Monday - Yellow(stone) Fever (434 Miles)
We started this day by stopping at different spot for breakfast.  It seemed to be the spot for locals and was on Main Street across from Lander Bar.  We began by heading northwest out of town on US287 also known as the Chief Washakie Trail.  The trail begins at Fort Washakie where there was once a U.S. military establishment frequented by members of the Eastern Shoshone Tribe, Fort Washakie is now the headquarters of the tribe's government and the Bureau of Indians Affairs agency. The 1.7+ million-acre Reservation is home to the Eastern Shoshone and Northern Arapaho tribes and was established in 1864 through the Bridger-Teton Treaty with the U.S. government.  The terrain is wide open and our speed was set appropriately.  The road follows the Wind River and about 20 miles in we came upon Crowheart Butte (KMZ).  This was the site of many Indian wars between the Crow and the Shoshone.  We knew we were coming back the same and made a mental note to stop and take pictures on the return trip.  In about another 20 miles we came into the town of Dubois.  This was a nice little town with plenty nice looking motels and lies along the banks of the Wind River.  Don't pronounce the town's name in typical French dialect or the townies will know you are a tourist, it is pronounced "Dew-Boys".  Beyond Dubois we came upon Union Pass.  The pass was a major mountain crossing during the trek west by thousands of settlers who used the Oregon Trail to get to Utah, California and the Oregon Territory. This is the land which John Coulter discovered in 1807. This mountain man, explorer and trapper is said to be the first white man to explore what is now Wyoming.  He passed through the Dubois area on a trip to Jackson Hole. At the summit of Union Pass, south of US287, is a monument marking the role of this road and Union Pass in the settling of the West.

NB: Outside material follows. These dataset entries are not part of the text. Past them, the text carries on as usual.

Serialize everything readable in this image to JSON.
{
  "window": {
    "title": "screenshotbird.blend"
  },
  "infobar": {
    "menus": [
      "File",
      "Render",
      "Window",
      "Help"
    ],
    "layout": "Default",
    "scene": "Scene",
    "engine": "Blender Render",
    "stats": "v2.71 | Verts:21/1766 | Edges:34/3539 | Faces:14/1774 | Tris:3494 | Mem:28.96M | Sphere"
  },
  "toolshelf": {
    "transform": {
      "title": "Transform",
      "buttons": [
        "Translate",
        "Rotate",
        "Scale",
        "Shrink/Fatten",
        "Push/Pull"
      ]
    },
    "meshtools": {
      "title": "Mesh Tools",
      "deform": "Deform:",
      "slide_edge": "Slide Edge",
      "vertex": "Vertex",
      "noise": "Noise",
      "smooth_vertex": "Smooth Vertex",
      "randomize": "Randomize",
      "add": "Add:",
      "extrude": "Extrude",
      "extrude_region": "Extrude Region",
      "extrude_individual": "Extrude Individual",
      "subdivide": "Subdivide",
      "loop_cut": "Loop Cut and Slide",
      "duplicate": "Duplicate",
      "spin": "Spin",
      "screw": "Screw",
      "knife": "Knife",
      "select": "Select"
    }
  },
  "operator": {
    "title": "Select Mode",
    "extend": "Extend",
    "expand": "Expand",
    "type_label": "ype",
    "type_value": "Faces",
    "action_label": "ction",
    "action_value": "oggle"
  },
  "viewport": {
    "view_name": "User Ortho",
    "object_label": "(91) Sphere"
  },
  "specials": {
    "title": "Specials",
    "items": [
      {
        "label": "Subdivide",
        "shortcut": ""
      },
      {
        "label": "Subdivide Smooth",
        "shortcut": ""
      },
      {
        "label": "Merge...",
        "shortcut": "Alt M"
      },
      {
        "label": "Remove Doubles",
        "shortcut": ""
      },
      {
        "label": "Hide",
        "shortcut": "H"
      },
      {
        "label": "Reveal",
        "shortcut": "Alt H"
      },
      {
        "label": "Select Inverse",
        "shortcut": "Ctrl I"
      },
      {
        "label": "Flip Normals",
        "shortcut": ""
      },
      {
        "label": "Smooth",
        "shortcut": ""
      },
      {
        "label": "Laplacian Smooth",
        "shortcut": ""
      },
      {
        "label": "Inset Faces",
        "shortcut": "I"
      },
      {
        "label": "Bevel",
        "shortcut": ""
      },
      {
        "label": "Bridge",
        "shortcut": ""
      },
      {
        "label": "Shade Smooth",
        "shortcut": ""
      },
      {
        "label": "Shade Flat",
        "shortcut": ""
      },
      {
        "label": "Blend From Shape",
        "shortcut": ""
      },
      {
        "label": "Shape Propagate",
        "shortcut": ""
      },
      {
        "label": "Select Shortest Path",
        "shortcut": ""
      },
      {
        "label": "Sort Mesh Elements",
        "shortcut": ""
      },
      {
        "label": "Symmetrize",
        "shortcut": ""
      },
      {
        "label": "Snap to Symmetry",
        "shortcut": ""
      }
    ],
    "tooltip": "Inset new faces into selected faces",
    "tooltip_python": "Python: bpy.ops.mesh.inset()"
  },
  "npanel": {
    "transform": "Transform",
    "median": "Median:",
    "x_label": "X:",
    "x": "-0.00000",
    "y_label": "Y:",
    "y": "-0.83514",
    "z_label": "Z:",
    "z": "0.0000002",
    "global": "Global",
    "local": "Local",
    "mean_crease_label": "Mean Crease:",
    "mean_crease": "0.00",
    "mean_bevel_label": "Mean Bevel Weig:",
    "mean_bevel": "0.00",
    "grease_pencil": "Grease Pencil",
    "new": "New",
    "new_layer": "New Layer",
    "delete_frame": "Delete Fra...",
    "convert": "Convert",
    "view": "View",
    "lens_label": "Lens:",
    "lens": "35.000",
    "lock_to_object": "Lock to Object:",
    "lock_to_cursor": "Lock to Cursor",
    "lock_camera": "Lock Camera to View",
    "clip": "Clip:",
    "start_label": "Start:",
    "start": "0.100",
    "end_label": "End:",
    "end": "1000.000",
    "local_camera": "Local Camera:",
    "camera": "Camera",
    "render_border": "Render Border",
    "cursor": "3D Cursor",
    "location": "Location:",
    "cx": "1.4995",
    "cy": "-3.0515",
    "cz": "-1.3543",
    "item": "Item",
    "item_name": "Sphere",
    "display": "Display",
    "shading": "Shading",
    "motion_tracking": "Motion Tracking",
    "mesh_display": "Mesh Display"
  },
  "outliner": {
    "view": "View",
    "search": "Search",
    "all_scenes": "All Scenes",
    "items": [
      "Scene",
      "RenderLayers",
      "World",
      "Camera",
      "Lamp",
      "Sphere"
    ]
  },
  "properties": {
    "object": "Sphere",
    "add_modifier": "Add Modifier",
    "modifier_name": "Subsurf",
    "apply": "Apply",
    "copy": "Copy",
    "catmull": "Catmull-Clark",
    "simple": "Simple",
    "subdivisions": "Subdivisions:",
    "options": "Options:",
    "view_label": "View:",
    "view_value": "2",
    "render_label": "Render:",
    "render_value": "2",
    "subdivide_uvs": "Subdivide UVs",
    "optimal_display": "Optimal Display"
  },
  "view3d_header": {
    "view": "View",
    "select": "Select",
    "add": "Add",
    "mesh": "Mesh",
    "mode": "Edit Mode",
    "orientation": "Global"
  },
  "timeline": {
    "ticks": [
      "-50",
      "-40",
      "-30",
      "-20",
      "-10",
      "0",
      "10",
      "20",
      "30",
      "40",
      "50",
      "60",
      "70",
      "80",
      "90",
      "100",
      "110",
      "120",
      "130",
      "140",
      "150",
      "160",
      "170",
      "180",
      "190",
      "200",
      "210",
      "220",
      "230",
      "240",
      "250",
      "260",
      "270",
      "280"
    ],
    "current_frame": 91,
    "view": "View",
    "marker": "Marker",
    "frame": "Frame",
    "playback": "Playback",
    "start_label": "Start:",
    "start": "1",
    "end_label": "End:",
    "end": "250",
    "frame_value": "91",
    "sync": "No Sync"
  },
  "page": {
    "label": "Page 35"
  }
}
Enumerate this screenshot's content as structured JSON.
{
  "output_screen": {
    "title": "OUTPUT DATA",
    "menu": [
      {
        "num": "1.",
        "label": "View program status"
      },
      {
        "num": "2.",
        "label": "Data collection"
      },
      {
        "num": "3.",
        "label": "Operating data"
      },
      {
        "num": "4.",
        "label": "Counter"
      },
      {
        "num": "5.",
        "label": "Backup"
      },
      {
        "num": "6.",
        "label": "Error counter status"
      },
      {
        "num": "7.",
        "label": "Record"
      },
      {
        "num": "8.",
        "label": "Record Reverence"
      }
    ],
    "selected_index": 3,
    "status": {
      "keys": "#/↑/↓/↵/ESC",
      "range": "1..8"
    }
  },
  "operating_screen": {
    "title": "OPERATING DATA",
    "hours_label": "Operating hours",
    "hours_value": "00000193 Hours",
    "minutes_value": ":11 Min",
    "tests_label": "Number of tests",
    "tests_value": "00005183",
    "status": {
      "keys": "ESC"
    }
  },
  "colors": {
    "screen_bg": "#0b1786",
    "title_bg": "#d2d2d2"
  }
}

The scenery is spectacular, and we stopped at the marking for some pictures (KMZ).  After Union Pass, US287 is known as both Big Horn Sheep Trail and the Wyoming Centennial Scenic Byway.  The road follows a broad valley cut by the Wind River as we approached the Continental Divide.  North of Dubois we crossed from the Shoshone National  Forest to the Bridger-Teton Nation Forest.  As we climbed up toward Togwotee Pass from the broad Wind River valley the road began to narrow.  A road off to the right signaled we were near Brooks Lake.  This lake is surrounded by Pinnacle Buttes and Breccia Cliffs towering 11,000 feet above the lake.  Once again we knew we would be coming back this way so we passed by this time enjoying the uncrowded road zooming around the nice easy sweepers at a good clip.  Once over the 9658 foot Togwotee Pass we were in the heart of Teton terriotry.  We spotted a rest area above the road to the right that offered a good view of the Tetons off in the distance so we stopped for some pictures (KMZ).  Continuing north on US287 we came into Moran Junction (KMZ) where we entered Teton National Park and the traffic dramatically increased.  We paid our fee to enter the park and after about 20 miles of beautiful scenery looking at the Tetons we were in Yellowstone.  It was our third trip into the park but still as breathtaking as ever.  We stopped in Lewis Canyon (KMZ), and along Yellowstone Lake's West Thumb (KMZ) before gassing up at the Fishing Bridge.  Exiting the park we embarked on the Buffalo Bill Cody Scenic Byway.  The road starts by traveling from the from the vast Yellowstone plateau over 8,530 foot Slyvan Pass and then following the Middle Creek downstream to Pahaska Tepee.  A canyon envelopes the road where to the north lies the North Absaroka Wilderness and to the south lies the 704,529-acre Washakie Wilderness.  The road then follows the North Fork of the Shoshone River through a wide canyon carved by the river.  We stopped along the river where the Gunbarrel and Mesa creeks flow into the river (KMZ).  The day had grown hot so we waded into the river to cool off a bit.  Continuing east on U.S. 14 we stopped briefly along side the Buffalo Bill Reservoir (KMZ).  Back on the road heading east the Shoshone canyon is so narrow tunnels had to be built to allow for the road.  Three tunnels (KMZ) were constructed around 1910 to allow road traffic.  Once through the tunnels the BBR dam came into view.   Shortly after we were in Cody.  We rode through town and proceeded on W120 south.  The road from Cody down to the town of Meeteetse was uneventful, the road and landscape was full of oil wells and development.  Meeteetse was a nice little town without much development.  Further south we were back into Thermopolis.  Back down W789 and once again into the Wind River Canyon we stopped at a new spot along the bank of the Wind River.  It was getting late so we headed back into town around the Boysen Reservoir and continuing on W789 back to Lander.  We washed our bikes again and hung around the motel.